My latest piece for City Arts :
The Smith Tower celebrated its 100th birthday earlier this month, and to mark the architectural anniversary visitors were able to enjoy the Tower’s Chinese Room and the vistas from the Observation Deck for the original admission price collected in 1914—a budget-busting 25 cents.
Of course, Smith Tower is always just “there,” part of the ever-present scenery of daily life in downtown Seattle. Maybe on your checklist of show-off-the-city items for visitors. But try for a moment to ignore the familiarity of icons like this.
Because architecture is so integrated into our everyday patterns, it’s easy to take the urban landscape for granted—buildings, facades, interiors, walkways, skylines—yet at the same time they profoundly influence the way we experience those everyday patterns, at however unconscious a level.

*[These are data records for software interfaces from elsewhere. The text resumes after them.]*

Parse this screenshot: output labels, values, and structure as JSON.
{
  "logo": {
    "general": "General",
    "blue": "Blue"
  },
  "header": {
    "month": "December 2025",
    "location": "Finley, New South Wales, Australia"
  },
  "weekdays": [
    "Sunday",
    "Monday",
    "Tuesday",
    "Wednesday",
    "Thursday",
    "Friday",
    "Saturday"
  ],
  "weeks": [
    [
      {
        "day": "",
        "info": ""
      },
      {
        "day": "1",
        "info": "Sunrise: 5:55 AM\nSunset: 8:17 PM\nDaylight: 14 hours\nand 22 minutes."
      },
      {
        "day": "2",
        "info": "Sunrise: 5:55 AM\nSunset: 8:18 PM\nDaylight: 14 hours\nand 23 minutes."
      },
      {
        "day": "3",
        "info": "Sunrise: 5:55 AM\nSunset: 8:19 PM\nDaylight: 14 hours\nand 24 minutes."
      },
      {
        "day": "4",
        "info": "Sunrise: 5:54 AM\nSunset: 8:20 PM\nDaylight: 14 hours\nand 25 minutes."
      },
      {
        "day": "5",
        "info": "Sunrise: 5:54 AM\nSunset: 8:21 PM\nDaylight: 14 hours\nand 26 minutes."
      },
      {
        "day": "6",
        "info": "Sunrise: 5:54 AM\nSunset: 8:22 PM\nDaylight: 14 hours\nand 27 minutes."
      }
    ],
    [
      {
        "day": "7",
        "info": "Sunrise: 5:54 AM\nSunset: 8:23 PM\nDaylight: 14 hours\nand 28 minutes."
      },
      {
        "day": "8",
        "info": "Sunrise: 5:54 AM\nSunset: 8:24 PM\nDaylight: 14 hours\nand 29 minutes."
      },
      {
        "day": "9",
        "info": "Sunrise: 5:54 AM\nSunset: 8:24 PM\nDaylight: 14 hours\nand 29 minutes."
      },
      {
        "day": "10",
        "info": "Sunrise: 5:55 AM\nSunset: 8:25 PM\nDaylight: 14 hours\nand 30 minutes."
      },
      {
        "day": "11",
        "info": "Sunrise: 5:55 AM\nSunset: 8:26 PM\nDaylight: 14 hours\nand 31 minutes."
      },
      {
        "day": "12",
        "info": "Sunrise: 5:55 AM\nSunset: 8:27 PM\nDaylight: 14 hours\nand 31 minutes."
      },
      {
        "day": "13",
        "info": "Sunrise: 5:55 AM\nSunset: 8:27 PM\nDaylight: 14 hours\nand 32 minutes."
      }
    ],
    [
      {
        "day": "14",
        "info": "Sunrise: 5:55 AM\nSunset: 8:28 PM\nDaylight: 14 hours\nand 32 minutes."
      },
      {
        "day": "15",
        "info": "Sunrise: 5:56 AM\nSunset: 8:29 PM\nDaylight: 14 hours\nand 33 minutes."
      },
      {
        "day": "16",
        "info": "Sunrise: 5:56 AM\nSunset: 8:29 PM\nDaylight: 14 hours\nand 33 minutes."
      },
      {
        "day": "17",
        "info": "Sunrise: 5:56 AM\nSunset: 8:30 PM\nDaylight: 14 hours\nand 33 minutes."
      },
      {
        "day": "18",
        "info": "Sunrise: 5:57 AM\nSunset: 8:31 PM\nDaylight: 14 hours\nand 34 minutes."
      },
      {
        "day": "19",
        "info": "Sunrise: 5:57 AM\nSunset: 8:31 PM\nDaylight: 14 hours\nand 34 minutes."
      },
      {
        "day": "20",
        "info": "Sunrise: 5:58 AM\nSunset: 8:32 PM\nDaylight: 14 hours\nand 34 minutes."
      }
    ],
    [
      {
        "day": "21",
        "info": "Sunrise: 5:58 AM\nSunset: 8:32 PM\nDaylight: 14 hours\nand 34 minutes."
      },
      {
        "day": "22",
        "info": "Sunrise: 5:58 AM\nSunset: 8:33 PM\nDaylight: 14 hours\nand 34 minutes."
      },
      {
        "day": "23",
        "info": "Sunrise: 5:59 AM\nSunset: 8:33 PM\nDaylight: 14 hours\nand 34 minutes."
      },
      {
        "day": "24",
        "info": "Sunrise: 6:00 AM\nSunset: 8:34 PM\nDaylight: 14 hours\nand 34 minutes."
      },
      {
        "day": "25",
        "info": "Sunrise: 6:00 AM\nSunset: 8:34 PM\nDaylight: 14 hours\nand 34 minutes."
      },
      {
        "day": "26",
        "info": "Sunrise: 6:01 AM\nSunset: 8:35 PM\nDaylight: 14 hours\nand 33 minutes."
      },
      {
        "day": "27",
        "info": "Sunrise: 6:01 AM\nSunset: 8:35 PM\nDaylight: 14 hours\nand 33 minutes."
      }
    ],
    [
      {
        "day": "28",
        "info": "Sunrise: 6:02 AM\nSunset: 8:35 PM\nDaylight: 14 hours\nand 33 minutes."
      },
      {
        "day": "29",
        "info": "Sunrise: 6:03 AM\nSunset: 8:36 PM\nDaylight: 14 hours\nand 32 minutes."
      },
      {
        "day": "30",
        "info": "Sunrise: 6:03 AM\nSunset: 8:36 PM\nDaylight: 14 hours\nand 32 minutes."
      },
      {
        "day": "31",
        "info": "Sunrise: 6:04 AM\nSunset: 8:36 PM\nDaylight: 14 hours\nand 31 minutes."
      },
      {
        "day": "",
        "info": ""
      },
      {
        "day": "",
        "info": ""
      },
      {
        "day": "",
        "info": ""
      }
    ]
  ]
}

It’s the mission of the Seattle Architecture Foundation (SAF) to “awaken people to these influences and increase the public’s awareness and appreciation of design in the built environment.” To that end, SAF is currently offering a baker’s dozen of walking tours both downtown and in a variety of other neighborhoods, each conducted by members of their reserve of highly trained tour guides.